Online promotions and phishing emails are a perfect way to lure individuals desperate to jump the queue and get inoculated. Unfortunately, by paying the fraudsters up front, they not only have your money but potentially also your bank details. Governments and social media companies will need to step-up their efforts at taking down any signs of fake advertising related to COVID-19 vaccines and warn citizens of the dangers of engaging with them.
4. Buyer’s revenge as consumers dabble in first-party fraud
Historically, times of recession usually lead to an increase in fraud. According to Portsmouth University, there was an increase in fraud offences after both the 1990 recession (10%) and the financial crash of 2008 (7.3%). The coming economic crisis could be much deeper than these events, especially after the government furlough scheme ends. Cash-strapped individuals may be forced to try and see what they can get away with to make ends meet.
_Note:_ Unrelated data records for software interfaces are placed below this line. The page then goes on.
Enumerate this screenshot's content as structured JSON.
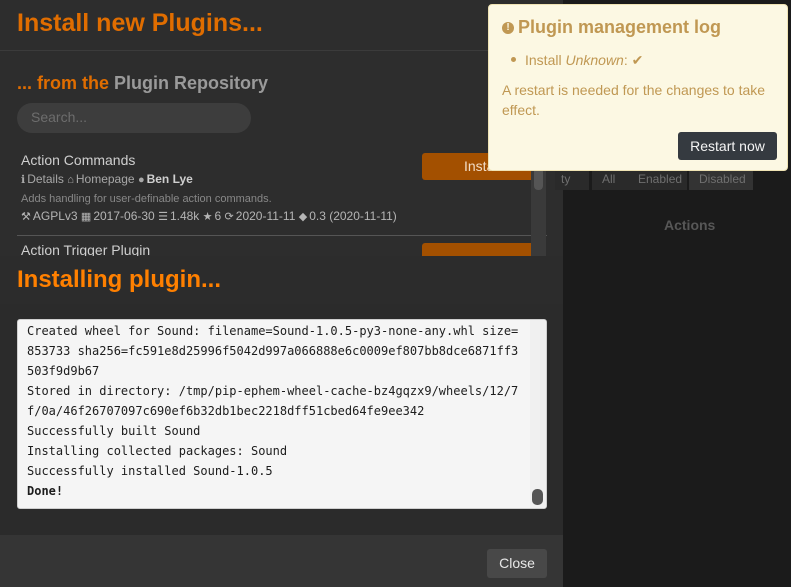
{
  "background": {
    "title": "Install new Plugins...",
    "subtitle_prefix": "... from the",
    "subtitle_link": "Plugin Repository",
    "search_placeholder": "Search...",
    "plugins": [
      {
        "name": "Action Commands",
        "details_label": "Details",
        "homepage_label": "Homepage",
        "author": "Ben Lye",
        "description": "Adds handling for user-definable action commands.",
        "license": "AGPLv3",
        "date": "2017-06-30",
        "downloads": "1.48k",
        "stars": "6",
        "updated": "2020-11-11",
        "version": "0.3 (2020-11-11)",
        "install_label": "Install"
      },
      {
        "name": "Action Trigger Plugin",
        "install_label": ""
      }
    ],
    "tabs": [
      "ty",
      "All",
      "Enabled",
      "Disabled"
    ],
    "actions_label": "Actions"
  },
  "modal": {
    "title": "Installing plugin...",
    "log_lines": [
      "Created wheel for Sound: filename=Sound-1.0.5-py3-none-any.whl size=",
      "853733 sha256=fc591e8d25996f5042d997a066888e6c0009ef807bb8dce6871ff3",
      "503f9d9b67",
      "Stored in directory: /tmp/pip-ephem-wheel-cache-bz4gqzx9/wheels/12/7",
      "f/0a/46f26707097c690ef6b32db1bec2218dff51cbed64fe9ee342",
      "Successfully built Sound",
      "Installing collected packages: Sound",
      "Successfully installed Sound-1.0.5"
    ],
    "log_done": "Done!",
    "close_label": "Close"
  },
  "notification": {
    "title": "Plugin management log",
    "item_prefix": "Install",
    "item_name": "Unknown",
    "item_suffix": ":",
    "message": "A restart is needed for the changes to take effect.",
    "restart_label": "Restart now"
  },
  "colors": {
    "accent_orange": "#ff8000",
    "warning_text": "#c09853",
    "warning_bg": "#fcf8e3"
  }
}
A classic example is chargeback fraud, where a customer makes a legitimate purchase and then claims the product was never delivered, thereby generating a refund from their bank.
It’s suspected by some banks that as many as 35% of cases classified as third-party fraud could in fact be first-party scams. Many banks would prefer to write-off lower value transactions than go through the painful and awkward experience of accusing customers of lying, especially as figures showed a 36% rise in complaints last year about how banks deal with fraud and scams. If they’re going to try and tackle first-party fraud, banks need cast-iron proof. This is where more sophisticated data-centric fraud solutions can help. Such tools can crunch hundreds of data points – like age, buying habits, and previous fraud claims – to determine the likelihood of fraud having taken place.
5. Brexit: good news for scammers
There’s still some uncertainty for businesses surrounding Brexit, which opens the door for fraudsters to step in. Given the huge demand for information and advice on how to adapt, this is the perfect opportunity for cybercriminals to swoop in with some well-timed phishing emails spoofing government and other trusted institutions. Some may even request the recipient confirm bank details to continue trading in the EU.
Organisations should enhance their user awareness training simulations accordingly, and ensure they have the right email security tools to spot any phishing. Aside from URL and attachment scanning and IP reputation checks, they could invest in AI-powered tools that analyse writing style and other elements to say with more certainty whether inbound messages are to be trusted or not.
There’s plenty to look forward to this year, not least hopefully an end to social distancing, self-isolation and concerns over vulnerable friends and family. But consumers and organisations alike will need to retain their digital savvy and invest in new tools to ensure the next 12 months is a success.